The Pelican Building is a historic reminder of our brewing history; it can and should be saved.

Secondly, the potential for new construction could bring a building that hugs the street along Grand and Shenandoah to relieve Tower Grove East neighbor's views of the surface parking lot.

So let's take a look at the various site plans proposed by the owners/developers over the years and see what could be in store in 2017.

Back in 2009, the St. Louis Post-Dispatch reported on a proposal that would have brought a Snap Fitness and 37,000 total sq ft of space to the YMCA site, which was slated for demo, and a steak restaurant to the Pelican. This plan never materialized. 

Later, another proposal called Pelican Court surfaced from First & Main Properties that would have brought >18K square feet of office space and >16K square feet of retail/restaurant space.

view facing South Grand

The site plan looked nice along Grand, but it did not address the lack of a street wall along Shenandoah. This was a missed opportunity to improve the site. 

No improvement along Shenandoah Avenue

This one never materialized either, which brings us to the 2016 proposal.

In 2016 the St. Louis Business Journal reported a new plan being floated:

MBR Management and Altus Properties plan to demolish the old South City YMCA and replace it with an $18.6 million apartment project.

About 110 apartments would go up at the old YMCA site. Retail space and apartments would go into the Pelican Building, and the projects would share a parking lot.

The rudimentary site plan had the same lost opportunity to improve the Shenandoah street view.

The neighbors across the street would be stuck with the view of the parking lot. It seems easy to remove the curb cut, add part of the new construction on Shenandoah and Grand, with access to ample parking from Vandenbergh Avenue (and on-street Shenandoah parking).

If I were living here, I'd rather overlook other similarly-scaled buildings and the street front vs. somebody's backyard on Longfellow Boulevard.

In November, NexSTL reported that the likely tenant of the Pelican would be Domino's Pizza:

MBR Management Corporation is the owner of 72 Dominos Pizza franchises in the Missouri area. It’s long been rumored at the the South Grand Dominoes would relocated to this development, though that has not been confirmed. Josh Udelhofen, previously of Koman Group and now with Altus Properties, is listed as co-developer on LCRA documents.

So while the site plan is less than perfect, hopefully the neighbors and leaders in the area can demand a better layout and demand the best construction materials in trade for the tax breaks they will certainly seek. And before you get on your national chain high horse, I would bet a Domino's Pizza would be used by more people in TGE and the rest of the delivery radius than a higher-priced local option.

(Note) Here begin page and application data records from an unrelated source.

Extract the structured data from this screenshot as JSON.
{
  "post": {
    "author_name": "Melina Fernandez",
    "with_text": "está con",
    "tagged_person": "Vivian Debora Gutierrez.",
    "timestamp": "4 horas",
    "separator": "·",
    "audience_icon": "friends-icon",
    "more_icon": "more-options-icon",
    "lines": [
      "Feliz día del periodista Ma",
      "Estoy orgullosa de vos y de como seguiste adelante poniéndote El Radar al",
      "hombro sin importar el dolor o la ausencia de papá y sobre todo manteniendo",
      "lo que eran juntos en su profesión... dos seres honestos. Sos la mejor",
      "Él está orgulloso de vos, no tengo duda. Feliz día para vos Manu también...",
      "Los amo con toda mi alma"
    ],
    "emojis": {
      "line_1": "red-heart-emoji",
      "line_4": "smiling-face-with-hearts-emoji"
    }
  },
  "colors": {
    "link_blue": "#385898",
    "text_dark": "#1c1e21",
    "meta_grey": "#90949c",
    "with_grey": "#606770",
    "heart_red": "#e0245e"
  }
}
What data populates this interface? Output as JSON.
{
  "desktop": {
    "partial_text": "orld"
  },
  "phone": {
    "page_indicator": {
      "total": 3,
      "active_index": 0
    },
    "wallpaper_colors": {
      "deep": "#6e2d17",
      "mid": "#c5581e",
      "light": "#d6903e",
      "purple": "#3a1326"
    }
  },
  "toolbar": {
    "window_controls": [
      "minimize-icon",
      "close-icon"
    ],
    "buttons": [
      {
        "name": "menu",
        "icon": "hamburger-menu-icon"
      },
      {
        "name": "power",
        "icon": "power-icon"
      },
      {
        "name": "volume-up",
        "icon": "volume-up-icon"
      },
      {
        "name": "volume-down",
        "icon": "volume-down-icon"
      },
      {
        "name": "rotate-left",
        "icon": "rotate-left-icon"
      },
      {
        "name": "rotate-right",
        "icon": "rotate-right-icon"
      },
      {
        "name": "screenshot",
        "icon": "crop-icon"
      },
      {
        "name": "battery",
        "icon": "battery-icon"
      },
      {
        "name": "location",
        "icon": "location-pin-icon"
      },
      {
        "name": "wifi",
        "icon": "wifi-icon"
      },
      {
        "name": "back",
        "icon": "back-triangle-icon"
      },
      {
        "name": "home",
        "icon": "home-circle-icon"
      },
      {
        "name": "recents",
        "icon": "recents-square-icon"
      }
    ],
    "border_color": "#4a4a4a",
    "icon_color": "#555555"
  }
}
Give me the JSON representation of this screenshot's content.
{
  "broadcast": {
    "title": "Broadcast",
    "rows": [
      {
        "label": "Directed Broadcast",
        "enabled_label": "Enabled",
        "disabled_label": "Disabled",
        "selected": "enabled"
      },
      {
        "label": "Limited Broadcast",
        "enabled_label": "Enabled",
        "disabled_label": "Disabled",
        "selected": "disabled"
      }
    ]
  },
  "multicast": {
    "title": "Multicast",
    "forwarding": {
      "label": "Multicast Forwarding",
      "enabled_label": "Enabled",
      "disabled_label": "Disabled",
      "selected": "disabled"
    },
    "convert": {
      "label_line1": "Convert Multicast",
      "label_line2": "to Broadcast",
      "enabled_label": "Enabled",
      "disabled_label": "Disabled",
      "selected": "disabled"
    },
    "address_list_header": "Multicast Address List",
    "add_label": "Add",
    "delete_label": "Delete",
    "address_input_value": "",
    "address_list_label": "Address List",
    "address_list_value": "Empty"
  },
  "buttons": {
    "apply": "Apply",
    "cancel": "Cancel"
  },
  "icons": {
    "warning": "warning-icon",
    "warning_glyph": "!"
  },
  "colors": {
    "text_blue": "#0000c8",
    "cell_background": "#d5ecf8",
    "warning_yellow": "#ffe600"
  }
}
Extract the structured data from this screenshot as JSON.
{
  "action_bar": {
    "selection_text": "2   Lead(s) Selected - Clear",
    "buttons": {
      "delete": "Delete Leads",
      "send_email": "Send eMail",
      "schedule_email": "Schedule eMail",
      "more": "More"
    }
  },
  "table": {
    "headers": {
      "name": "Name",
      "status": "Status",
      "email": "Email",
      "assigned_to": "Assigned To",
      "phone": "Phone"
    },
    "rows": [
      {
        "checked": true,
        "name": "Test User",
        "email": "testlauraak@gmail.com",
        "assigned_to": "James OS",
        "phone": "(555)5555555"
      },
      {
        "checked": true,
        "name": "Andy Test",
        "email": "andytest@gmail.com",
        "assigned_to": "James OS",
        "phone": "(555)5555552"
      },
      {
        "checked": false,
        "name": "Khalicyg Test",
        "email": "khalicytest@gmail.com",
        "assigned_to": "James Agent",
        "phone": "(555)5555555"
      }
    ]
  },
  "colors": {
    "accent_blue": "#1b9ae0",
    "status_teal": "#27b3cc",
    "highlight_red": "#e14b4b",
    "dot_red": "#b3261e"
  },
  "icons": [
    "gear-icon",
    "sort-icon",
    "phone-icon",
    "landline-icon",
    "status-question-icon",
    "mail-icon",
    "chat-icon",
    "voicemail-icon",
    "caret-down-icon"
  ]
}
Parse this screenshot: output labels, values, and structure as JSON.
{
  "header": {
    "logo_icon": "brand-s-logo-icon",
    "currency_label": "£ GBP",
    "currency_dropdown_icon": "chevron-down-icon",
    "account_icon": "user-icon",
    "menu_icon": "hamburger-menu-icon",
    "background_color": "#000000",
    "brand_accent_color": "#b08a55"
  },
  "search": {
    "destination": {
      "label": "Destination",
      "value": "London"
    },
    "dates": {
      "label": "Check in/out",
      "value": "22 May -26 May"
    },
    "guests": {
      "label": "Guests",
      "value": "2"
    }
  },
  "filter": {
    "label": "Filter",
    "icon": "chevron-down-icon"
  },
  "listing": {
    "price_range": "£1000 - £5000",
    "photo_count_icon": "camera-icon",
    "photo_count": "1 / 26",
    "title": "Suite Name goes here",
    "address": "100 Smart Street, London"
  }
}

This neighborhood deserves something nice and we don't want to miss this opportunity to improve the city.

I'm once again hopeful for this site and the Pelican Building. This will be a fun one to watch in 2017.